Restricted access

Bimanual Coordination Development Is Enhanced in Young Females and Experienced Athletes

David Albines, Joshua A. Granek, Diana J. Gorbet, and Lauren E. Sergio

We characterize bimanual coordination development for the first time in a large sample of children (n = 303) in relation to age, sex, and athletic experience. A further aim is to document the effect of these factors on development to indirectly gain insight into the neural processes that underlie this advanced level of eye–hand coordination. This was a cross-sectional design involving three age groups (range: 9–15 years) that were further separated by sex and level of athletic experience. Participants completed two bimanual tasks and a unimanual control task. While there was no significant change in unimanual movement speed, we observed that females performed the bimanual tasks faster, compared with males. Further, we found that select-level athletes had superior bimanual abilities. Lastly, we found an interaction of sex and skill across age. All groups achieved significant improvement in bimanual coordination with the exception of nonselect males. These data provide a description of normal bimanual coordination development in children during the developmentally crucial ages of 9–15 years, taking account of sex- and experience-related differences.

Restricted access

A Systematic Review of the Relationships Between Physical Activity and Sleep in Early Childhood

Christine W. St. Laurent, Katrina Rodheim, and Rebecca M.C. Spencer

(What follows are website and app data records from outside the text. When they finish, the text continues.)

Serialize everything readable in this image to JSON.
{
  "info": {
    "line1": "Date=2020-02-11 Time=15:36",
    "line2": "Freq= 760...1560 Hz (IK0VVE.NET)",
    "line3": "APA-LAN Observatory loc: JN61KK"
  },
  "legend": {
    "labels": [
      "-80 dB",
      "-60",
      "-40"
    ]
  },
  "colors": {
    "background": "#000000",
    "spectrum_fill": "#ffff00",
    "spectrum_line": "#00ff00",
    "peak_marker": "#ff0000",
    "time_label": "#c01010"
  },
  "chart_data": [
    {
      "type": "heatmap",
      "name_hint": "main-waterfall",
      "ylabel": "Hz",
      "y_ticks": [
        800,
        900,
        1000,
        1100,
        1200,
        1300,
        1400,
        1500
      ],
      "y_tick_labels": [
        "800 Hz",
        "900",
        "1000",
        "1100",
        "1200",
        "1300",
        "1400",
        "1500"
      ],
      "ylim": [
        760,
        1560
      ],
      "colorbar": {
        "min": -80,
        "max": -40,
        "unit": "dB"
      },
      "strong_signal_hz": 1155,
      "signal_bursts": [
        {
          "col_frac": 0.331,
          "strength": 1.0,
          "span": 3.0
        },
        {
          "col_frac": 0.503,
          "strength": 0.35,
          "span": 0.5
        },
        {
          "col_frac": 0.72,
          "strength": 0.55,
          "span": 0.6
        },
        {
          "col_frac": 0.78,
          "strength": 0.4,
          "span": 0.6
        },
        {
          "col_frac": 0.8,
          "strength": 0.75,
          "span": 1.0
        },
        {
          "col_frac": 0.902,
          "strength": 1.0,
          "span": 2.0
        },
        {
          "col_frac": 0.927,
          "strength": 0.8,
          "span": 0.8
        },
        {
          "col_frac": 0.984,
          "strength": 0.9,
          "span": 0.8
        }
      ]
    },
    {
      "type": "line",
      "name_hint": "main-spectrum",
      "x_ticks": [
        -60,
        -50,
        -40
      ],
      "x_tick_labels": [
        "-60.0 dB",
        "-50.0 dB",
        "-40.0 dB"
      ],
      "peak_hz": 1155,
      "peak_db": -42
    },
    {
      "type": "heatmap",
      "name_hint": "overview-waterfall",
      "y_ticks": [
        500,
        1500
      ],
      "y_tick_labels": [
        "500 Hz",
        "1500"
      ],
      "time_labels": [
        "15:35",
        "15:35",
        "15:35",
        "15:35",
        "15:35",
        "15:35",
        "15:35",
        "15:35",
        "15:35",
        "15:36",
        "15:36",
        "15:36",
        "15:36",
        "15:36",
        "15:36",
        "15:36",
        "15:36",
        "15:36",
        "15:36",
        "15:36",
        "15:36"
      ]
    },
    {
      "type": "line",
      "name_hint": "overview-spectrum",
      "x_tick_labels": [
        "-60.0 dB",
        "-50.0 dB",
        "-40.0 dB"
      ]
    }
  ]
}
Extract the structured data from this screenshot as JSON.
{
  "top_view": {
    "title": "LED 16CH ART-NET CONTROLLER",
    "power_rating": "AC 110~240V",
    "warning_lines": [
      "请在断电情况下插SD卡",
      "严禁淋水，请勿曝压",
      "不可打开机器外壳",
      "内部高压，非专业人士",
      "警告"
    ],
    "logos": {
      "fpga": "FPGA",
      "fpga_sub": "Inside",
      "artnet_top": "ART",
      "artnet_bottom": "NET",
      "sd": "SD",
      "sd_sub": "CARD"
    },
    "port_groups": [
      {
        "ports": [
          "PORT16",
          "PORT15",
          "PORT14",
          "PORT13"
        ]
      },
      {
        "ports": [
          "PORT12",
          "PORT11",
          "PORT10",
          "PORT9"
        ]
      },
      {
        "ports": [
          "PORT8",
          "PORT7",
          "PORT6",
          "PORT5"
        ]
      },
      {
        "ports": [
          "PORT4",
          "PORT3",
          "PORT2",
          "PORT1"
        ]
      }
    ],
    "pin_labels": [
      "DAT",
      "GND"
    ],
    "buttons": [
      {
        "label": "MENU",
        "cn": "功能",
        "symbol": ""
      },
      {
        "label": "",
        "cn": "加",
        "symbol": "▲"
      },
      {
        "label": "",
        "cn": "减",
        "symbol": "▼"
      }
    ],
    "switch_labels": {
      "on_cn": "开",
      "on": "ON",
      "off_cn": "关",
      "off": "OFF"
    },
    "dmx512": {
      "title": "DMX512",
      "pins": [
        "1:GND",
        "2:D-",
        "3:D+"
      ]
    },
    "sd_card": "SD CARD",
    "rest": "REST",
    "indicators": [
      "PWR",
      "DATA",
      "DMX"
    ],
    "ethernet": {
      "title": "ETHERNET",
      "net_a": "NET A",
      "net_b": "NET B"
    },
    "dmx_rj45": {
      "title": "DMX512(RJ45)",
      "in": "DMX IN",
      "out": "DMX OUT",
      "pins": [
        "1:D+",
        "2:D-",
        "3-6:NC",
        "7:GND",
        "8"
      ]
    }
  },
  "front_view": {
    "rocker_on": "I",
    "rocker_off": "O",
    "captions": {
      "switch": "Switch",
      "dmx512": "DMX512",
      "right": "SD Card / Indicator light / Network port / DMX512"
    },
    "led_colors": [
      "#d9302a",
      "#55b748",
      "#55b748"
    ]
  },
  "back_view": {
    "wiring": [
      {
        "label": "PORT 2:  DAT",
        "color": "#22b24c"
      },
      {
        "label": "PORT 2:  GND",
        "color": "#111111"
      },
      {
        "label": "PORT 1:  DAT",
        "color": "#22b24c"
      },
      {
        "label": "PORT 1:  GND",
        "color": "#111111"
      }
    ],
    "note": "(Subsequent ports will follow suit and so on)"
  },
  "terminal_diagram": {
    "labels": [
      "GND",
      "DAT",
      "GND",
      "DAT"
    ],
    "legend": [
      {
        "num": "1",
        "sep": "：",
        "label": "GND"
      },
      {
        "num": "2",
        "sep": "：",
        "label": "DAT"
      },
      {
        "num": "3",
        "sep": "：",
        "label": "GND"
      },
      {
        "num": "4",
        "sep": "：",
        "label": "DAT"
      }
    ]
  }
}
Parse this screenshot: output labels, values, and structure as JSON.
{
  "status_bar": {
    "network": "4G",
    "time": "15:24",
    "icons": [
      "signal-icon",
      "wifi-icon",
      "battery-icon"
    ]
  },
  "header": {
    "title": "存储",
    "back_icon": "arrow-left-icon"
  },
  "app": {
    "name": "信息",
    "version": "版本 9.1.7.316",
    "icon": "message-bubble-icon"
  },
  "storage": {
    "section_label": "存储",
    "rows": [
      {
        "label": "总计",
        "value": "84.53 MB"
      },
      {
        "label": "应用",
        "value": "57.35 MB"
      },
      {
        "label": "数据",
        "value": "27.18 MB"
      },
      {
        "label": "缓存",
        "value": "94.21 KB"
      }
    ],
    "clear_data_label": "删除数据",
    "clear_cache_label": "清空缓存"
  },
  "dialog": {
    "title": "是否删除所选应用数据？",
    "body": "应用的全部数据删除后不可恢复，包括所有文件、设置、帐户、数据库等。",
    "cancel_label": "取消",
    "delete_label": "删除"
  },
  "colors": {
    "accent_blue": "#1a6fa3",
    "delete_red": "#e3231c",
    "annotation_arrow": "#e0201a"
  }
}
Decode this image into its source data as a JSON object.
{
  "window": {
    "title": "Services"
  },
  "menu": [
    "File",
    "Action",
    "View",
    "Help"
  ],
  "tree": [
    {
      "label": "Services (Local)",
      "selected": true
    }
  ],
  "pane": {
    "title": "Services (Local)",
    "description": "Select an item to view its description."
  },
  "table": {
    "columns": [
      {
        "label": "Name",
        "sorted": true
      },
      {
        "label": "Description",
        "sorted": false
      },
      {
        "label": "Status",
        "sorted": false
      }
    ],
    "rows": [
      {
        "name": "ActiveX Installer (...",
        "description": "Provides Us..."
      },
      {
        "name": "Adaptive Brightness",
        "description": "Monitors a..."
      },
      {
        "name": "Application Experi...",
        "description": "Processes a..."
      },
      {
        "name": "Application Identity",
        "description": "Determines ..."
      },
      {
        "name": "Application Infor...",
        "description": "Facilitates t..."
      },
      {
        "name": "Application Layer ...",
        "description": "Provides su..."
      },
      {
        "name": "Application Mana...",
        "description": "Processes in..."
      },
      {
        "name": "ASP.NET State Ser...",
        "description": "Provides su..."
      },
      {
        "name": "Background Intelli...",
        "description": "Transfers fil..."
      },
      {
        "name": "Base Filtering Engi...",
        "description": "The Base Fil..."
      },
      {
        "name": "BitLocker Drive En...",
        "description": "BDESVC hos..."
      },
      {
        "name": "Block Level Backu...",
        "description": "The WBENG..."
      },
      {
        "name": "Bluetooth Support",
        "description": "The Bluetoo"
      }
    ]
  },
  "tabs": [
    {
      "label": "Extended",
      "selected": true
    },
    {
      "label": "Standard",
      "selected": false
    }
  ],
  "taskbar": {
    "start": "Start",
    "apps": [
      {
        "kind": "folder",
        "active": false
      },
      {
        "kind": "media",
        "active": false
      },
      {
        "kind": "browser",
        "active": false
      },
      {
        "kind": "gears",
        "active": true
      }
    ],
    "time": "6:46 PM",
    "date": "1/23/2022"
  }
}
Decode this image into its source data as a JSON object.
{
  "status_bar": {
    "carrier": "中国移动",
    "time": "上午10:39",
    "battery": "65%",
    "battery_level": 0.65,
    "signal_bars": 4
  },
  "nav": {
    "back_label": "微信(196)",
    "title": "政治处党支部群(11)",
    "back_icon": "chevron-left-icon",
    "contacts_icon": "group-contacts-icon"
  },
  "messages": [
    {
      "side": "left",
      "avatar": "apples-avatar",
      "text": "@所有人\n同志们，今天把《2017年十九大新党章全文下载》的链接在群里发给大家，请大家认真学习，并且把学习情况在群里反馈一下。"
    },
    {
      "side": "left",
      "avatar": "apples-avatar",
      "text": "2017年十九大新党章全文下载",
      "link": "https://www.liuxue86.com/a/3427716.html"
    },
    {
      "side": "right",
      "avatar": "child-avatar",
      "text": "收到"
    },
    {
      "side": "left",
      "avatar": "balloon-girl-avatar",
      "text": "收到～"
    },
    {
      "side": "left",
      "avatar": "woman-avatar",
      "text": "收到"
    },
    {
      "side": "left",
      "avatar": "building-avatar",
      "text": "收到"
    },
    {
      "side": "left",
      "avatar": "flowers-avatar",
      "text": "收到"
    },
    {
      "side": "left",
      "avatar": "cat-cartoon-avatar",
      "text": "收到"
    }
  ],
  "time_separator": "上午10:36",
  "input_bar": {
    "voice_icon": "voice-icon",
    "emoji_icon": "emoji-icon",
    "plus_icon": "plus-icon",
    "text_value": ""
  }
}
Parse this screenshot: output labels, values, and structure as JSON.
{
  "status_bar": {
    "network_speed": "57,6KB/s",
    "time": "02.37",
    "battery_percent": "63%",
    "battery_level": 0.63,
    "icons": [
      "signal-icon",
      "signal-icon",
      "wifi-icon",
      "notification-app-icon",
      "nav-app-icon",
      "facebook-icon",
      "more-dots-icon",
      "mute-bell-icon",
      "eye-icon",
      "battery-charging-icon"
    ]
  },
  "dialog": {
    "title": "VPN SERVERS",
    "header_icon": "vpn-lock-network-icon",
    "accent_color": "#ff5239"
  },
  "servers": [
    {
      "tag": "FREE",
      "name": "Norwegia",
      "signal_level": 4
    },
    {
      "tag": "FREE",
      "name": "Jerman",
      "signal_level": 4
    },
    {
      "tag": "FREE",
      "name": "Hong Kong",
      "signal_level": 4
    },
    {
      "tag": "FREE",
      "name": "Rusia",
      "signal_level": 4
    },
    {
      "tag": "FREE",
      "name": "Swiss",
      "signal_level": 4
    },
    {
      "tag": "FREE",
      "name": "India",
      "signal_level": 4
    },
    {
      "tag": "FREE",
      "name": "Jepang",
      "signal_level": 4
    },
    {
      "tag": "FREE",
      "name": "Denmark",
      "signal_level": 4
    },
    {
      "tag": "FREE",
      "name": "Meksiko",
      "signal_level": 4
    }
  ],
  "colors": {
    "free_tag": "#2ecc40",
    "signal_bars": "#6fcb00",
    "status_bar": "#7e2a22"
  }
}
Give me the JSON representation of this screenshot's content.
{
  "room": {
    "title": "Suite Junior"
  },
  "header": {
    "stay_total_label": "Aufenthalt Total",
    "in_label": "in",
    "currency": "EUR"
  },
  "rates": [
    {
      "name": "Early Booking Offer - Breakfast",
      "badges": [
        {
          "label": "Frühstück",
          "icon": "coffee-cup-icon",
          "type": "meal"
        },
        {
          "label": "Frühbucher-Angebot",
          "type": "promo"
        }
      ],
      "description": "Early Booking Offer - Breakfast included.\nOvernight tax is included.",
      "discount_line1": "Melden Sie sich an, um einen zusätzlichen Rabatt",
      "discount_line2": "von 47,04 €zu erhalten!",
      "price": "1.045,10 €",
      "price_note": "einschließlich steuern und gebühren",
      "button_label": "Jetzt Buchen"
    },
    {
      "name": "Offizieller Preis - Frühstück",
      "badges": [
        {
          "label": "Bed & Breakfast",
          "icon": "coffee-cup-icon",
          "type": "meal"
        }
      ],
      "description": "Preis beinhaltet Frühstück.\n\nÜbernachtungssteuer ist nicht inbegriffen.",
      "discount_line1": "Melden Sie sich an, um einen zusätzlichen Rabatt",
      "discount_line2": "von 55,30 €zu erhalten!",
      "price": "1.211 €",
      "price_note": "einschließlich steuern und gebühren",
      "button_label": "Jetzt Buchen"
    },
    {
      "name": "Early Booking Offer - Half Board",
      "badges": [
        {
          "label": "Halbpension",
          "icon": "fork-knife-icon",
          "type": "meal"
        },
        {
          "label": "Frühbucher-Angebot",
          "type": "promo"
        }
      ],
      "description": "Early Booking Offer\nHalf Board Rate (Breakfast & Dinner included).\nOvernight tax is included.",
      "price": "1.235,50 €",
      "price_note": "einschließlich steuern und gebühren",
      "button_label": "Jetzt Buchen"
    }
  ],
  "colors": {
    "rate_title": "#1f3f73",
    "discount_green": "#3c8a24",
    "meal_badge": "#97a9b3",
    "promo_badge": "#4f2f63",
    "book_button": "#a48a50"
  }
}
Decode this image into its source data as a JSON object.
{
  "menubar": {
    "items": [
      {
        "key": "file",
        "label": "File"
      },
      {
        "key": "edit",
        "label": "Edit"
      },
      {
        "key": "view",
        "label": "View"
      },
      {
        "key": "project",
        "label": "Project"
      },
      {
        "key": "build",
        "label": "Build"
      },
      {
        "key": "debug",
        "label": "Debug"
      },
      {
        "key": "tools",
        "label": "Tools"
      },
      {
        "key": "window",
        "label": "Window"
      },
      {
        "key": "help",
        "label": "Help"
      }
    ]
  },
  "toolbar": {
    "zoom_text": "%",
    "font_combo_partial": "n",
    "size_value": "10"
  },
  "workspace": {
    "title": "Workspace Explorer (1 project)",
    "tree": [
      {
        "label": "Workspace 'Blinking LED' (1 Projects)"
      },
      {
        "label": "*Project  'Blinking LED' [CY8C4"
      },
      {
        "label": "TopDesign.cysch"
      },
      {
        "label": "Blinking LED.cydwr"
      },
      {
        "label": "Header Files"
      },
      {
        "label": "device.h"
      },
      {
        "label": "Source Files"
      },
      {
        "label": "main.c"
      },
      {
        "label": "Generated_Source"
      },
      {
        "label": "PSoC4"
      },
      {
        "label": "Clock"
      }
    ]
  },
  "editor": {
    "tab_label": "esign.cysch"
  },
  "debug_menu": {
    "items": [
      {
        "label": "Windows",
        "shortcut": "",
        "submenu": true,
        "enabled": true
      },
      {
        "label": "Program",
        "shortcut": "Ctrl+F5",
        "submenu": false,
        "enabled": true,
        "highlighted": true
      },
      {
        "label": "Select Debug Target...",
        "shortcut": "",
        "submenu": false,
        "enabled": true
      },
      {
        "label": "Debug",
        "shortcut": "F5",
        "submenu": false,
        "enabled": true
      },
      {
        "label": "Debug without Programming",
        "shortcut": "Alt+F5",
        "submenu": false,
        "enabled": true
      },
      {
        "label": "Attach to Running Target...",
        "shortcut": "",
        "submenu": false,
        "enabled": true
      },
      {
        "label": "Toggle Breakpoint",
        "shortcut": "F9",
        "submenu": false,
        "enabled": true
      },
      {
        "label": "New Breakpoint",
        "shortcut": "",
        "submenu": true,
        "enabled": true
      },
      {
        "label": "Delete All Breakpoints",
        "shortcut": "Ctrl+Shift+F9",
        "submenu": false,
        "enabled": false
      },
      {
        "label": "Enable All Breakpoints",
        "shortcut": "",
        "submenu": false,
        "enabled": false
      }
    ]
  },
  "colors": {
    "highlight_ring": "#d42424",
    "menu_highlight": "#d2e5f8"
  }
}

recommendations and intervention strategies for healthier child development. Acknowledgments The authors would like to thank Ellen Lutz from the University of Massachusetts Amherst Libraries for her assistance in the development and review of the study’s methodology. This work was funded in part by the National